“I openly confess that my remembering David Hume was the very thing which many years ago first interrupted my dogmatic slumber and gave my investigations in the filed of speculative philosophy a quite new direction”
That’s interesting, Hume’s A Treatise of Human Nature was the catalyst that woke Kant from his “dogmatic slumber”. You might be thinking to yourself “what exactly does that mean”?
A very good question to be asking. The term “dogmatic” has taken on different meanings through out history. During Kant’s time it referred to a way of thinking that wasn’t grounded in the surety of empiricism or experiential; rather it was more speculative in nature. Kant was trained by a rationalist philosopher by the name of Christian Wolff (1679-1754) and for the most part he initially adopted much of Wolffs philosophy. So when Kant says that Hume woke him from his dogmatic slumber you come away with the idea that Kant was to a certain extent a rationalist interpreting reality through conceptual means such as logic and feeling pretty content with that. That is until Hume awoke him.

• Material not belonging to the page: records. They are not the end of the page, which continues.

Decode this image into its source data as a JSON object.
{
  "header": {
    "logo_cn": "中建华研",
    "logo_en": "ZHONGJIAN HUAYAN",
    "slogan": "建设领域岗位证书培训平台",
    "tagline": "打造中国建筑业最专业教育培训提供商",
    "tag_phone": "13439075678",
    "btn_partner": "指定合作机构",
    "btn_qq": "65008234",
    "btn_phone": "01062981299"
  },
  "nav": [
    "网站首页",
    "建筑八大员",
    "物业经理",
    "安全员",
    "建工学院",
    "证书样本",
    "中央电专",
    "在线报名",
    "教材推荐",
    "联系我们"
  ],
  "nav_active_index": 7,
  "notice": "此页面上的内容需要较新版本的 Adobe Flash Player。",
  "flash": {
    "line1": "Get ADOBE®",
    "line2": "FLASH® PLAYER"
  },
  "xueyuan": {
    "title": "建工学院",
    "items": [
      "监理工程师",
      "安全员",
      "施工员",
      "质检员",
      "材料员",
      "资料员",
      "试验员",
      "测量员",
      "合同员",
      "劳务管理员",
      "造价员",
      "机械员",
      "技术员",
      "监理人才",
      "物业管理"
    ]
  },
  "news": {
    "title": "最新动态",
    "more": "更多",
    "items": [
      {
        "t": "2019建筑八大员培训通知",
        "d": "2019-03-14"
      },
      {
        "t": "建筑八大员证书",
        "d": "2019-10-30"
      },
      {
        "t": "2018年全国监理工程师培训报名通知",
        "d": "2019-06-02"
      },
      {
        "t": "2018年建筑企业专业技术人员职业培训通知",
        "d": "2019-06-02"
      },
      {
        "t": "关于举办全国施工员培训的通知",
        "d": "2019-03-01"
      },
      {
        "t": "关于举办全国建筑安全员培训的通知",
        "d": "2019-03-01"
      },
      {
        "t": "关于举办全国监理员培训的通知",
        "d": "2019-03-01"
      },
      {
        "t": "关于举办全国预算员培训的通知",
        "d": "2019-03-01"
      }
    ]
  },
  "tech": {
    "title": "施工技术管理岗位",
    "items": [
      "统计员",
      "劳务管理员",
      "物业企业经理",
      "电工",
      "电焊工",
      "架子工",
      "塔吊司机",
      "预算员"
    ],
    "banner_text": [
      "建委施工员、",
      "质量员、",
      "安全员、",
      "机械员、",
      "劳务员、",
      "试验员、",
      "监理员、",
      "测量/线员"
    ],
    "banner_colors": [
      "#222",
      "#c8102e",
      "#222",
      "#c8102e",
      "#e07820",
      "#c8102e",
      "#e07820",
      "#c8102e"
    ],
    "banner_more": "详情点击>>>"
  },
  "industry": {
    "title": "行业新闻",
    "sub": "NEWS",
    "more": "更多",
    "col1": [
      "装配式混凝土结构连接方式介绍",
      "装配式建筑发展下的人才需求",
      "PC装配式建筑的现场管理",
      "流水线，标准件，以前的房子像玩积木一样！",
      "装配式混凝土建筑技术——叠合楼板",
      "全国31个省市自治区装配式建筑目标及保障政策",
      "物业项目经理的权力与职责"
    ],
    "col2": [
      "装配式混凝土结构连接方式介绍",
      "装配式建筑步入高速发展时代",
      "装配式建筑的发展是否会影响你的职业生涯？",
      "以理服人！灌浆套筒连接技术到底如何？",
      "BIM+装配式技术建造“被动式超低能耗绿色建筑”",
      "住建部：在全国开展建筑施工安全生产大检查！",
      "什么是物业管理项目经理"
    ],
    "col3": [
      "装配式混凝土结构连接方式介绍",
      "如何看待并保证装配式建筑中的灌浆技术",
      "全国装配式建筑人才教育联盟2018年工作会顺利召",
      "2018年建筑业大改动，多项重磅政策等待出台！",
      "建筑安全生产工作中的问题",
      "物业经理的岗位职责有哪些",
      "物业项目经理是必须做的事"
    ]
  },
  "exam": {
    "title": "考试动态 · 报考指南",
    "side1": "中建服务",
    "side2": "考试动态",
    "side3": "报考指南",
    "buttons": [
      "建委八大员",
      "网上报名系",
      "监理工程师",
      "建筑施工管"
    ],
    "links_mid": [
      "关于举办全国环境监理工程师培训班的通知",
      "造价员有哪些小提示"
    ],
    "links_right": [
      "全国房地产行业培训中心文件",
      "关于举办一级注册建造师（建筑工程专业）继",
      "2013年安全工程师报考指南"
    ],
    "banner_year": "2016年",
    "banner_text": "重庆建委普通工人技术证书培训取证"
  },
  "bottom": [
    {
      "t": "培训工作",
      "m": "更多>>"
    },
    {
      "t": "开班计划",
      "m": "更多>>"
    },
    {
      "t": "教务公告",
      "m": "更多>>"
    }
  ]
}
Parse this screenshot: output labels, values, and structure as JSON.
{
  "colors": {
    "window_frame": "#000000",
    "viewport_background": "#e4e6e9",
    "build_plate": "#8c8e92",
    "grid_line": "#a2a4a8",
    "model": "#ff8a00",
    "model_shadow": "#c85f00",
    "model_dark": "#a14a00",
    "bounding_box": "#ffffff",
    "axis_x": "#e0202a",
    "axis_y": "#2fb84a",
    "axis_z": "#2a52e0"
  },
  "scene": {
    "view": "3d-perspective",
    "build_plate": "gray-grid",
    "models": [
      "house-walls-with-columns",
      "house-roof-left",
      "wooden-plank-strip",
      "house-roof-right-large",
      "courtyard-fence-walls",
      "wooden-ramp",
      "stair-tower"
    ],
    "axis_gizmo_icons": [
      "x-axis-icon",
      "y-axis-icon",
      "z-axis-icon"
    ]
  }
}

Moving on, I am going to attempt to pinpoint out of Hume’s philosophical corpus the main point of contention that Kant must respond to. In Hume’s work Enquiry Concerning Human Understanding we find a serious critique of one of the most fundamental claims of philosophy. Here Hume writes,
“Custom, then, is the great guide of human life. It is the principle alone, which renders our experience useful to us, and makes us expect, for the future, a similar train of events with those which have appeared in the past. Without the influence of custom, we should be entirely ignorant of every matter of fact, beyond what is immediately present to the memory and senses.”
Allow me to explain. Hume believed that experience was the bases for knowledge but he questioned causation. We typically think that event A caused event B because we observed it in the past. Hume says we have no basis for believing that the present will be like the past. When we see the subsequent event of A causing B it is a habit of thought or “custom”.
Going back to Kant. As I stated above Kant understands there is a problem with a purely rationalistic outlook on knowing and thus allows for experience in knowing. However, what Kant questions in Hume is the notion that causation is objectively vacuous. This in a nut shell is “Hume’s problem.” For Kant Hume is correct in his empiricism but his understanding of causation leads to a form of skepticism that Kant rejects.
Kant’s project is now laid out before him. What does one do if the claims of a pure rationalism or the claims of a pure empiricism are insufficient? You end up adopting a mixture of the two. That is exactly what Kant has done.